Plant Cell Editor Zach Lippman and his work are featured in this National Geographic article, “Why Gene Editing Is the Next Food Revolution”
Tucked into a suburban Long Island neighborhood, a 12-acre plot may be growing the future.
Under a blistering July sun, Zachary Lippman bends over a row of foot-high plum tomato plants to reveal budding yellow flowers that will each produce a tomato and ripen over the summer. Out here, on the grounds of a former dairy farm, it has all the appearance of age-old tradition.
But inside a nearby lab, Lippman advanced the selective breeding process with a little nip and tuck of the plant’s own DNA, and now the “edited” plant is about to bear fruit in the field.
“There’s a long way to go, but what we have able to do in the last four or five years is unbelievable,” says Lippman, a professor of genetics at Cold Spring Harbor Laboratory. “It’s science fiction.”
He created the plants using gene editing, a technology—based on a natural process—that allows researchers to cut out certain bits of DNA in order to control traits.

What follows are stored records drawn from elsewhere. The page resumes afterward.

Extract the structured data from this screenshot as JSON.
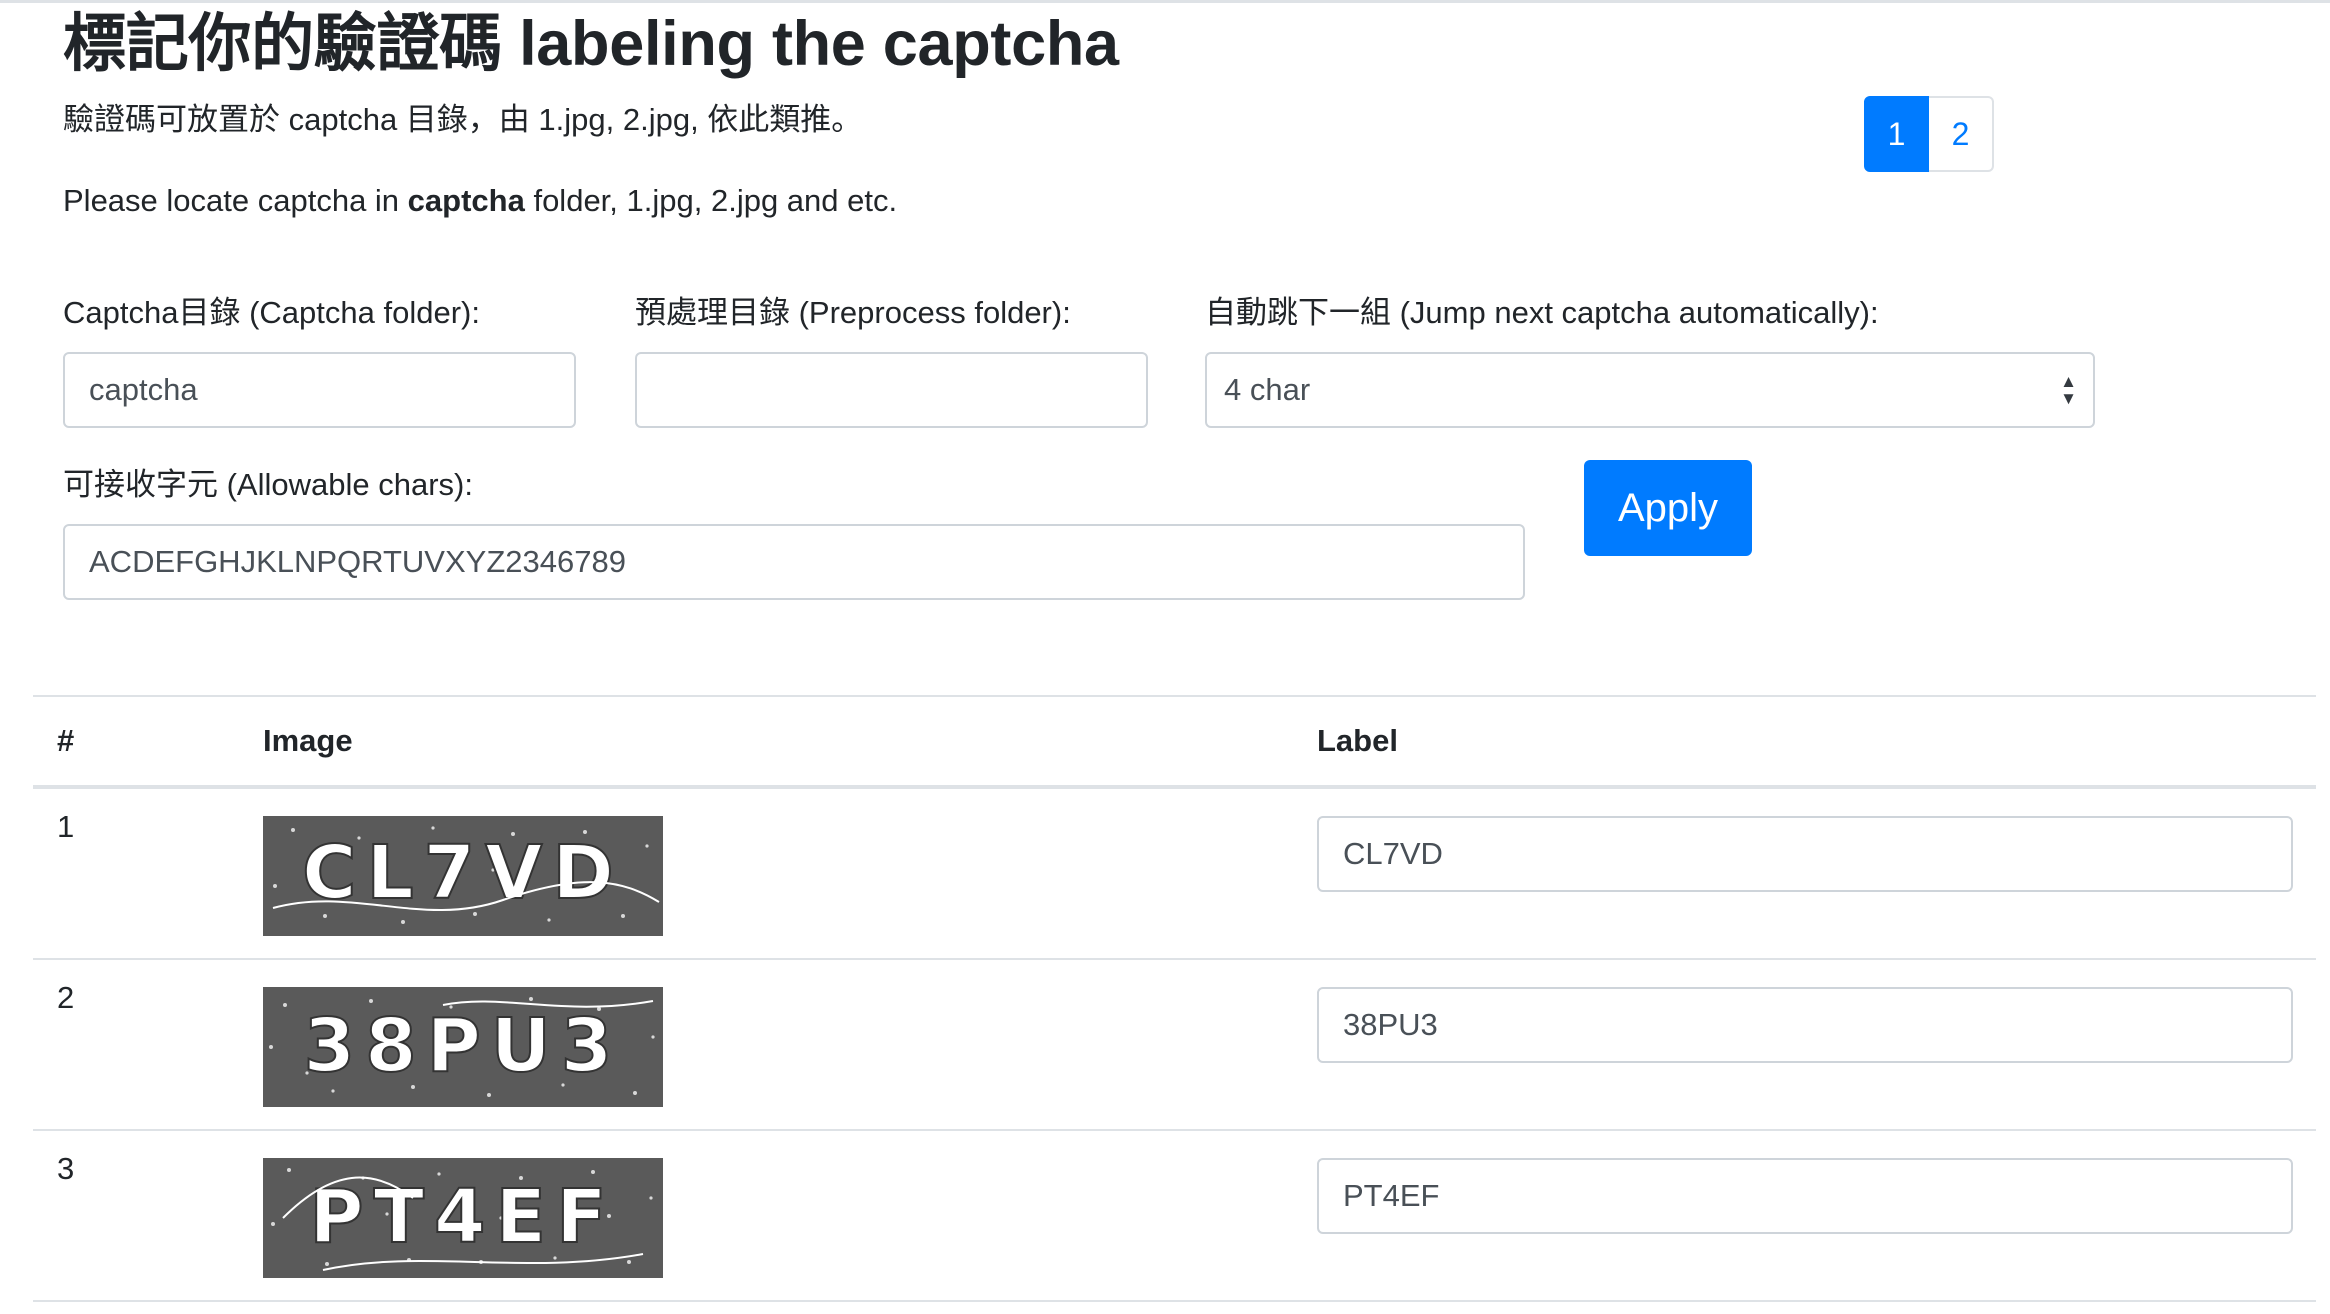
{
  "page": {
    "title": "標記你的驗證碼 labeling the captcha",
    "desc_zh": "驗證碼可放置於 captcha 目錄，由 1.jpg, 2.jpg, 依此類推。",
    "desc_en_pre": "Please locate captcha in ",
    "desc_en_bold": "captcha",
    "desc_en_post": " folder, 1.jpg, 2.jpg and etc."
  },
  "pagination": {
    "pages": [
      "1",
      "2"
    ],
    "active": "1"
  },
  "form": {
    "captcha_folder_label": "Captcha目錄 (Captcha folder):",
    "captcha_folder_value": "captcha",
    "preprocess_folder_label": "預處理目錄 (Preprocess folder):",
    "preprocess_folder_value": "",
    "jump_label": "自動跳下一組 (Jump next captcha automatically):",
    "jump_selected": "4 char",
    "chars_label": "可接收字元 (Allowable chars):",
    "chars_value": "ACDEFGHJKLNPQRTUVXYZ2346789",
    "apply_label": "Apply"
  },
  "table": {
    "headers": [
      "#",
      "Image",
      "Label"
    ],
    "rows": [
      {
        "num": "1",
        "captcha_text": "CL7VD",
        "label": "CL7VD"
      },
      {
        "num": "2",
        "captcha_text": "38PU3",
        "label": "38PU3"
      },
      {
        "num": "3",
        "captcha_text": "PT4EF",
        "label": "PT4EF"
      }
    ]
  },
  "colors": {
    "primary": "#007bff",
    "border": "#dee2e6",
    "input_border": "#ced4da",
    "captcha_bg": "#5a5a5a"
  }
}
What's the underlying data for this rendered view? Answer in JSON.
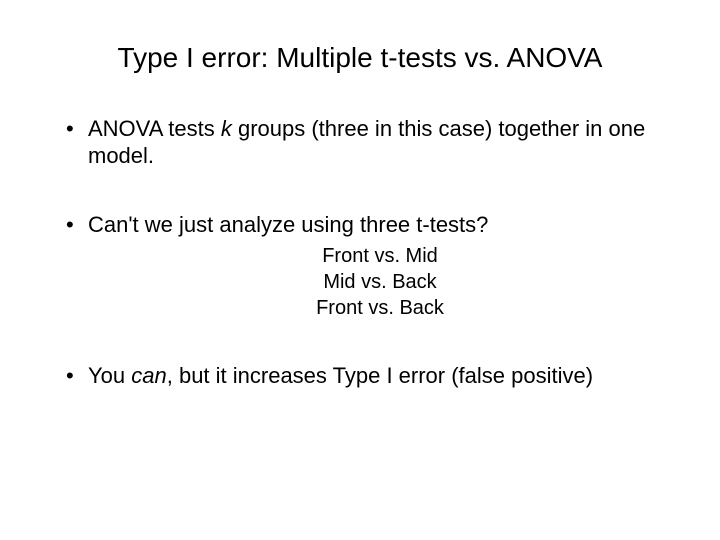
{
  "title": "Type I error: Multiple t-tests vs. ANOVA",
  "bullets": {
    "b1_pre": "ANOVA tests ",
    "b1_ital": "k",
    "b1_post": " groups (three in this case) together in one model.",
    "b2": "Can't we just analyze using three t-tests?",
    "sub1": "Front vs. Mid",
    "sub2": "Mid vs. Back",
    "sub3": "Front vs. Back",
    "b3_pre": "You ",
    "b3_ital": "can",
    "b3_post": ", but it increases Type I error (false positive)"
  }
}
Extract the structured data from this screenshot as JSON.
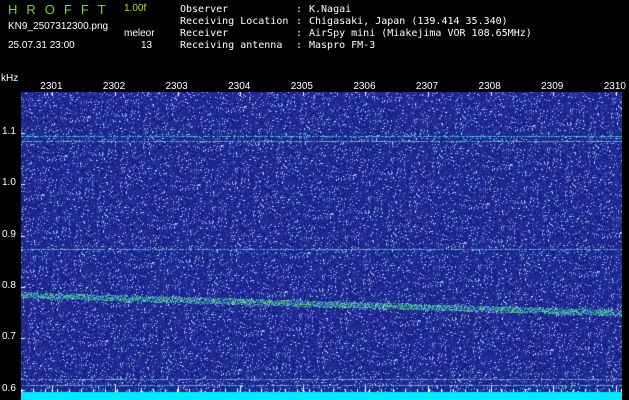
{
  "header": {
    "app_title": "HROFFT",
    "version": "1.00f",
    "filename": "KN9_2507312300.png",
    "mode": "meleor",
    "timestamp": "25.07.31 23:00",
    "count": "13"
  },
  "meta": [
    {
      "label": "Observer",
      "value": "K.Nagai"
    },
    {
      "label": "Receiving Location",
      "value": "Chigasaki, Japan (139.414 35.340)"
    },
    {
      "label": "Receiver",
      "value": "AirSpy mini (Miakejima VOR 108.65MHz)"
    },
    {
      "label": "Receiving antenna",
      "value": "Maspro FM-3"
    }
  ],
  "spectrogram": {
    "y_unit": "kHz",
    "x_ticks": [
      "2301",
      "2302",
      "2303",
      "2304",
      "2305",
      "2306",
      "2307",
      "2308",
      "2309",
      "2310"
    ],
    "y_ticks": [
      "1.1",
      "1.0",
      "0.9",
      "0.8",
      "0.7",
      "0.6"
    ],
    "y_range_khz": [
      0.58,
      1.18
    ],
    "x_range_time": [
      2300.5,
      2310.1
    ],
    "background_color": "#1a1f8a",
    "noise_color": "#7fb7ff",
    "trace_color": "#55d27a",
    "carrier_line_color": "#3fd8e0",
    "baseline_color": "#00eaff",
    "carrier_lines_khz": [
      1.095,
      1.085,
      0.875,
      0.62,
      0.61
    ],
    "signal_trace_khz": {
      "start": 0.785,
      "end": 0.75
    }
  }
}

The cell’s genetic structure then repairs itself automatically, minus the targeted gene. His tomatoes are now programmed to produce double the number of branches and, as a result, twice the tomatoes.